'''
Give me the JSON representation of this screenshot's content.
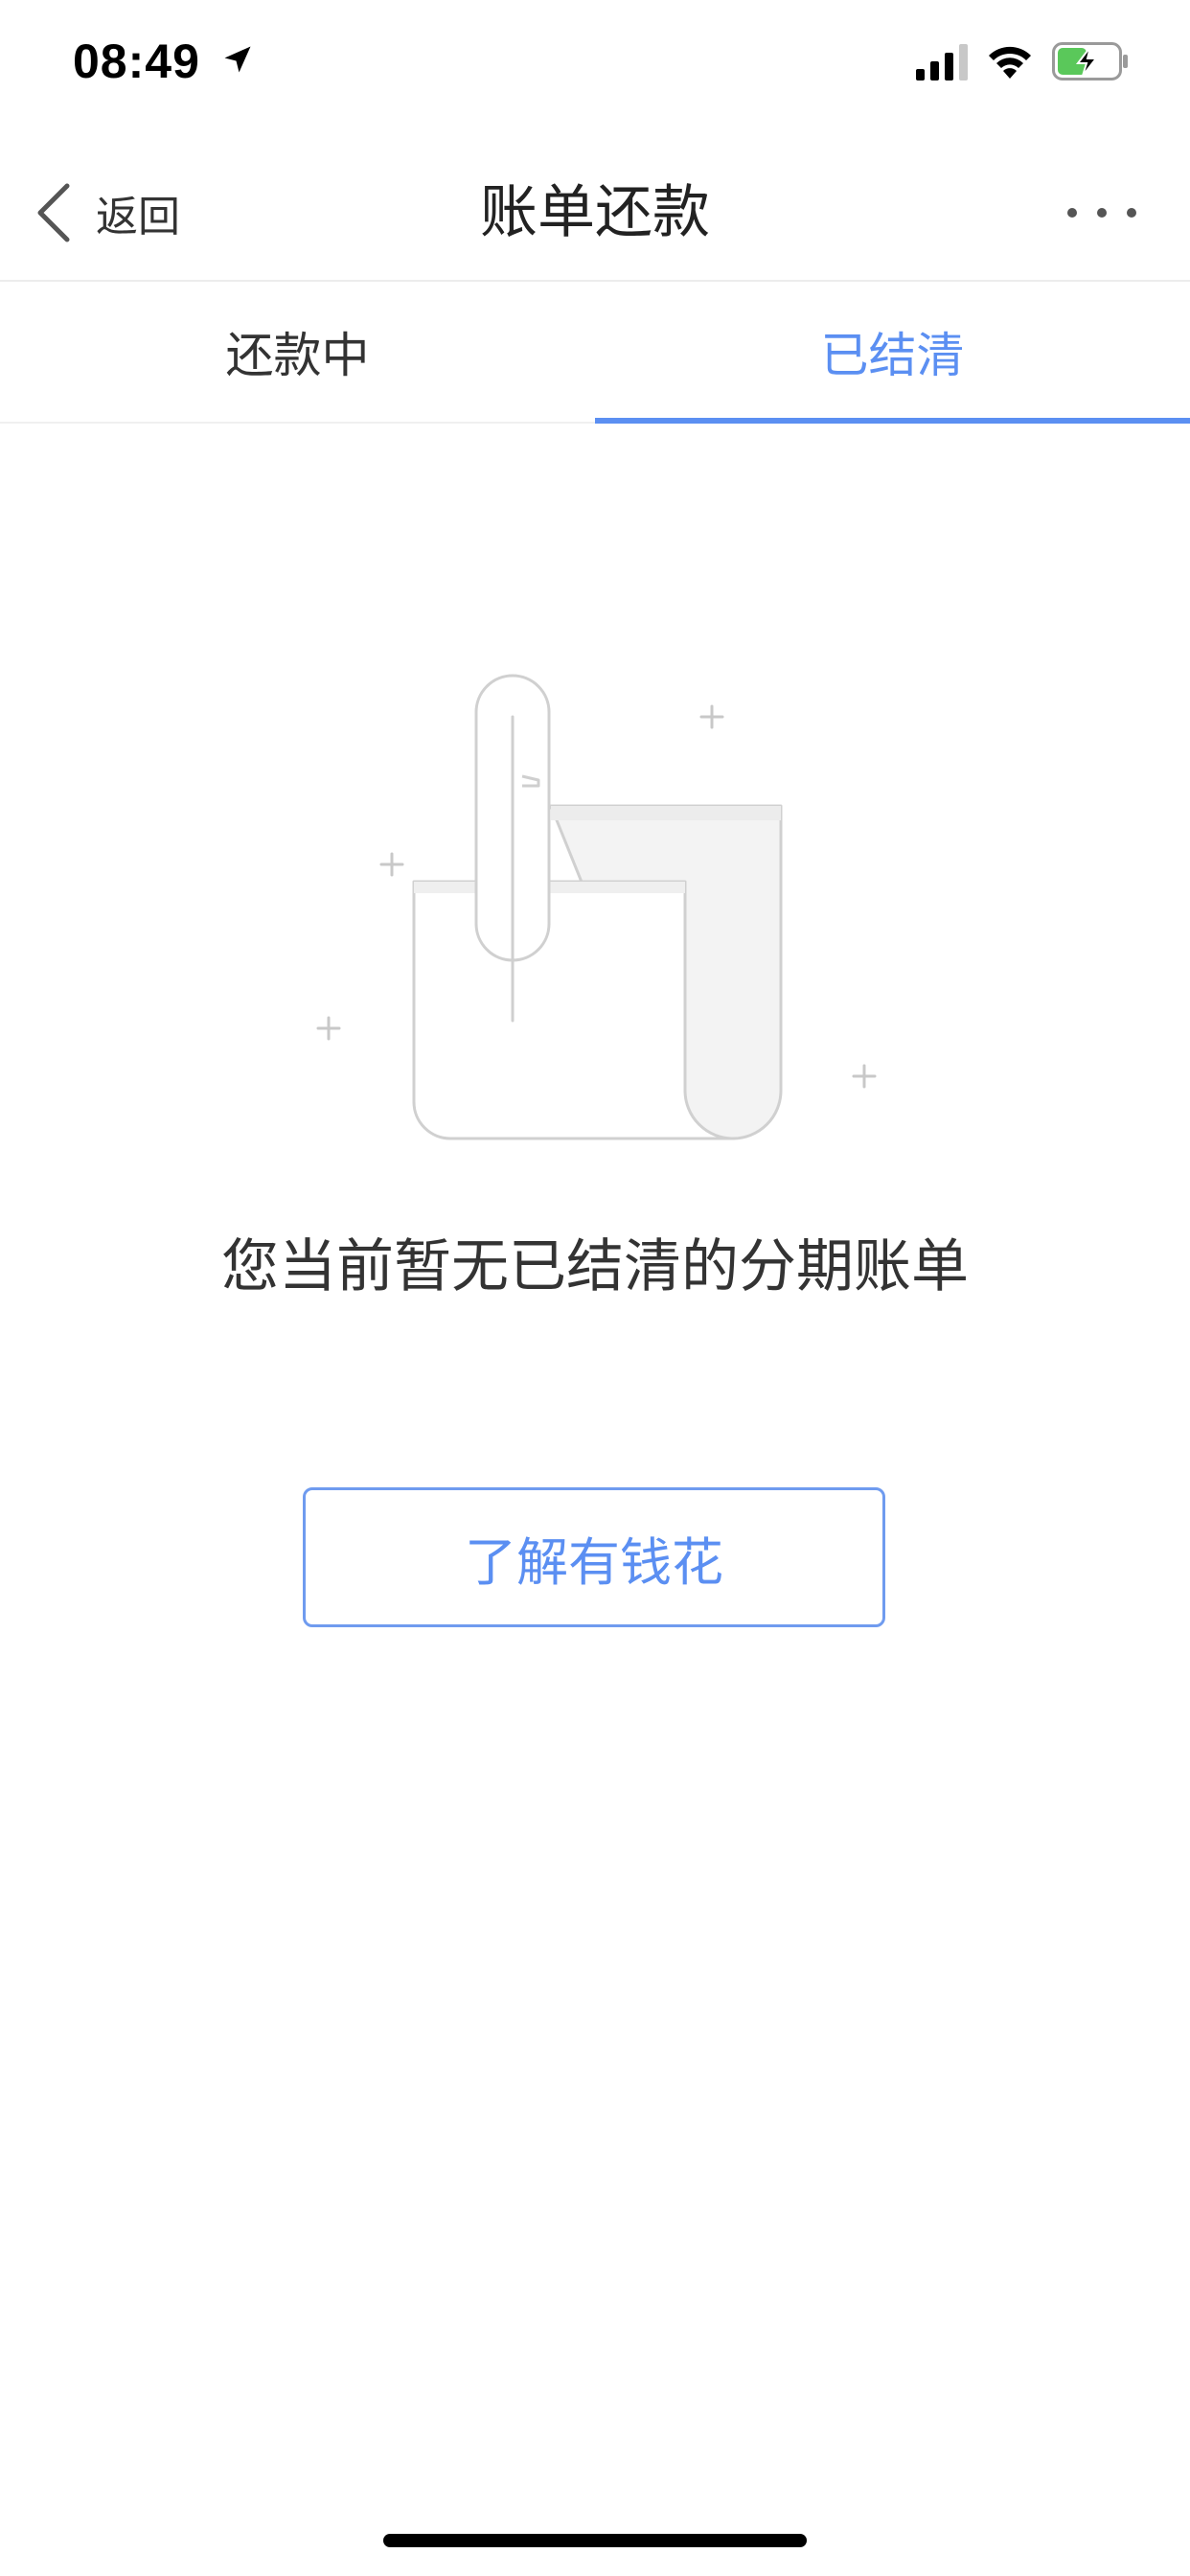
{
  "status_bar": {
    "time": "08:49",
    "location_icon": "location-arrow-icon",
    "signal_icon": "cellular-signal-icon",
    "wifi_icon": "wifi-icon",
    "battery_icon": "battery-charging-icon",
    "battery_color": "#5ac85a"
  },
  "nav": {
    "back_label": "返回",
    "title": "账单还款",
    "back_icon": "chevron-left-icon",
    "more_icon": "more-dots-icon"
  },
  "tabs": [
    {
      "label": "还款中",
      "active": false
    },
    {
      "label": "已结清",
      "active": true
    }
  ],
  "empty_state": {
    "illustration_icon": "empty-scroll-pen-icon",
    "message": "您当前暂无已结清的分期账单",
    "button_label": "了解有钱花"
  },
  "colors": {
    "accent": "#5b8ff2",
    "text_primary": "#222222",
    "divider": "#ececec"
  }
}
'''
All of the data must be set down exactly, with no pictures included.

### Response to this exercise
Give me the JSON representation of this screenshot's content.
{
  "status_bar": {
    "time": "08:49",
    "location_icon": "location-arrow-icon",
    "signal_icon": "cellular-signal-icon",
    "wifi_icon": "wifi-icon",
    "battery_icon": "battery-charging-icon",
    "battery_color": "#5ac85a"
  },
  "nav": {
    "back_label": "返回",
    "title": "账单还款",
    "back_icon": "chevron-left-icon",
    "more_icon": "more-dots-icon"
  },
  "tabs": [
    {
      "label": "还款中",
      "active": false
    },
    {
      "label": "已结清",
      "active": true
    }
  ],
  "empty_state": {
    "illustration_icon": "empty-scroll-pen-icon",
    "message": "您当前暂无已结清的分期账单",
    "button_label": "了解有钱花"
  },
  "colors": {
    "accent": "#5b8ff2",
    "text_primary": "#222222",
    "divider": "#ececec"
  }
}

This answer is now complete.